What to do →
In the entries below, find each line with the word "работы" and return it.
--------------------------------------------------
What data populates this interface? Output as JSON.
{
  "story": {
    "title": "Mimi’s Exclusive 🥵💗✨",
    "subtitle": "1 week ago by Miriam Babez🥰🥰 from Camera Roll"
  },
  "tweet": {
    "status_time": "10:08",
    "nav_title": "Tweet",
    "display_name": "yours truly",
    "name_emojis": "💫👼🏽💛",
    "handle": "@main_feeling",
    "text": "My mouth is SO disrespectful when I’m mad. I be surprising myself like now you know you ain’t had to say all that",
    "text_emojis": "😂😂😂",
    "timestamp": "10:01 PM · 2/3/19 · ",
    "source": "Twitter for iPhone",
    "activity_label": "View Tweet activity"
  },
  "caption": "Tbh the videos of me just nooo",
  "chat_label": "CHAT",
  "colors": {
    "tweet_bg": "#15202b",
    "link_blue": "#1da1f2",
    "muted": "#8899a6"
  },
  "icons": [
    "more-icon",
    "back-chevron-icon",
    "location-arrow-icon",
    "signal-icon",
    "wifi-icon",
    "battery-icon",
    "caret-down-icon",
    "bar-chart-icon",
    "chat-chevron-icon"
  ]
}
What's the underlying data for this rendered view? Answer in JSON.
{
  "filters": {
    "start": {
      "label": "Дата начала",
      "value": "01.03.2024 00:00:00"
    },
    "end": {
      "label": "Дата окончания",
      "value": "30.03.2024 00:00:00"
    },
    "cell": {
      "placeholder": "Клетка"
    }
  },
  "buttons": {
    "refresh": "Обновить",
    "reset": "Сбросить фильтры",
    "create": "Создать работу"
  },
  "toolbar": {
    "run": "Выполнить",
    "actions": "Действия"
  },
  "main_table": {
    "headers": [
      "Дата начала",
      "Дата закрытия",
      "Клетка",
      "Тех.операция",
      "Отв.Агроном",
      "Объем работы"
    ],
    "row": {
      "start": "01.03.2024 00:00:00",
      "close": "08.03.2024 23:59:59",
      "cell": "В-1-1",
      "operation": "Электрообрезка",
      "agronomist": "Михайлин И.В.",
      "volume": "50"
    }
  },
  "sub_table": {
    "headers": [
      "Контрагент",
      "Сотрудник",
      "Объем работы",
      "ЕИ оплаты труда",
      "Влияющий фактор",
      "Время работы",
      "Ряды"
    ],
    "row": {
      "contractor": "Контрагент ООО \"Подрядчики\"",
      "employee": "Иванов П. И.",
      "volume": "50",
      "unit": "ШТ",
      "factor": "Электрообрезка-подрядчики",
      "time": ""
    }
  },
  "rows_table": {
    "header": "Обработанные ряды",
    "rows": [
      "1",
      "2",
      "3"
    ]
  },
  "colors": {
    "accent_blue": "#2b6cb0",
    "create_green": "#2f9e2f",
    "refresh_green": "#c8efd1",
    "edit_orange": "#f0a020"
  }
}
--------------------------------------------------
Final answer →
      "Объем работы"
      "Объем работы",
      "Время работы",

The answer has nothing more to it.